Work task
Leave the images out and repeat the data exactly as given.

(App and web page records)
+-------+
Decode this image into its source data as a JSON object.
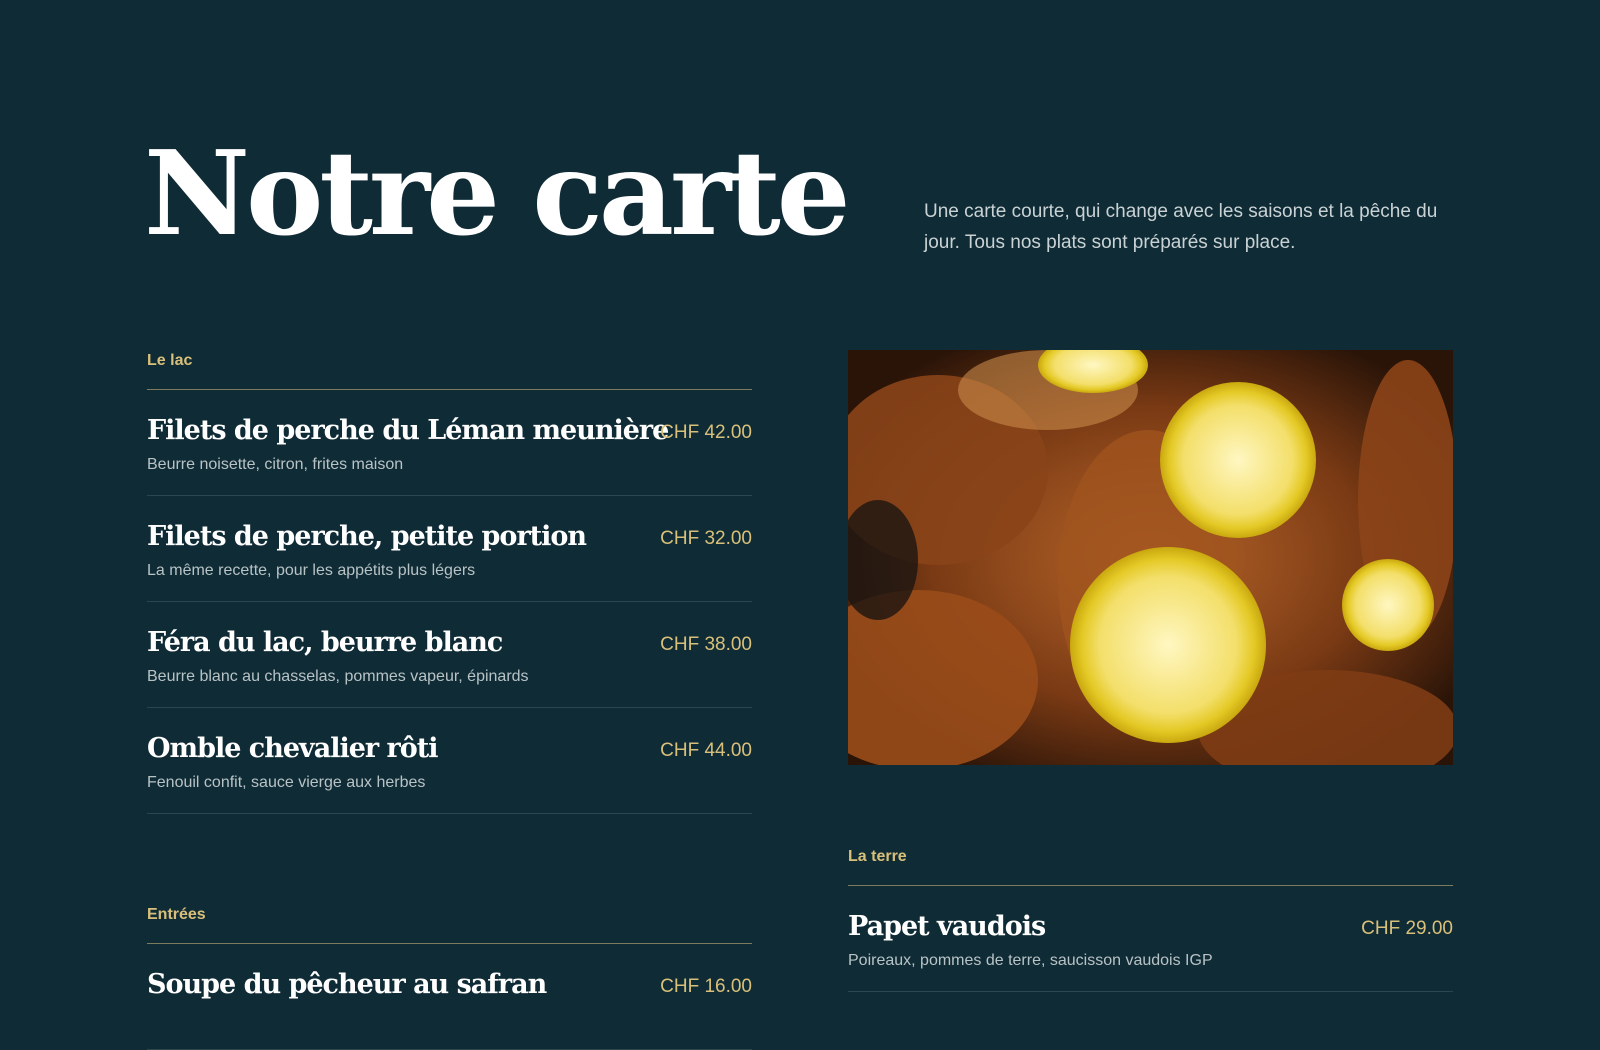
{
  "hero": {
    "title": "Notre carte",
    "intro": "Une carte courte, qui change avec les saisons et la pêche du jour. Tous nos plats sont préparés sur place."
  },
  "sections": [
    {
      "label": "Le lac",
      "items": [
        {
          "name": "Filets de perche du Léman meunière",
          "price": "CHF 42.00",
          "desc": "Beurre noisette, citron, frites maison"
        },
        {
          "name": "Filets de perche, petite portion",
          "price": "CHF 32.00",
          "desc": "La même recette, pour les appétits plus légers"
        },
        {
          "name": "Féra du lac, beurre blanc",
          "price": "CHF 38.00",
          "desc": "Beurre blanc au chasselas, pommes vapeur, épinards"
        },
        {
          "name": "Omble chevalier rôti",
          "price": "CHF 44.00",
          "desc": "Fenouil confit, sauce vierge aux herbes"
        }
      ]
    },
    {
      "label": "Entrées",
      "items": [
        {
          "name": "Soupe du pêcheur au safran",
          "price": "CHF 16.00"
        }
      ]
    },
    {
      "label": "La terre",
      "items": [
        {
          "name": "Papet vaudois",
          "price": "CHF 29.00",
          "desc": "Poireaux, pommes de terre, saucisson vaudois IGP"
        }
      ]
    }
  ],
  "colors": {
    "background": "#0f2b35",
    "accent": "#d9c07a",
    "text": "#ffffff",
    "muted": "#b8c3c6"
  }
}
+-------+
Result
Decode this image into its source data as a JSON object.
{
  "hero": {
    "title": "Notre carte",
    "intro": "Une carte courte, qui change avec les saisons et la pêche du jour. Tous nos plats sont préparés sur place."
  },
  "sections": [
    {
      "label": "Le lac",
      "items": [
        {
          "name": "Filets de perche du Léman meunière",
          "price": "CHF 42.00",
          "desc": "Beurre noisette, citron, frites maison"
        },
        {
          "name": "Filets de perche, petite portion",
          "price": "CHF 32.00",
          "desc": "La même recette, pour les appétits plus légers"
        },
        {
          "name": "Féra du lac, beurre blanc",
          "price": "CHF 38.00",
          "desc": "Beurre blanc au chasselas, pommes vapeur, épinards"
        },
        {
          "name": "Omble chevalier rôti",
          "price": "CHF 44.00",
          "desc": "Fenouil confit, sauce vierge aux herbes"
        }
      ]
    },
    {
      "label": "Entrées",
      "items": [
        {
          "name": "Soupe du pêcheur au safran",
          "price": "CHF 16.00"
        }
      ]
    },
    {
      "label": "La terre",
      "items": [
        {
          "name": "Papet vaudois",
          "price": "CHF 29.00",
          "desc": "Poireaux, pommes de terre, saucisson vaudois IGP"
        }
      ]
    }
  ],
  "colors": {
    "background": "#0f2b35",
    "accent": "#d9c07a",
    "text": "#ffffff",
    "muted": "#b8c3c6"
  }
}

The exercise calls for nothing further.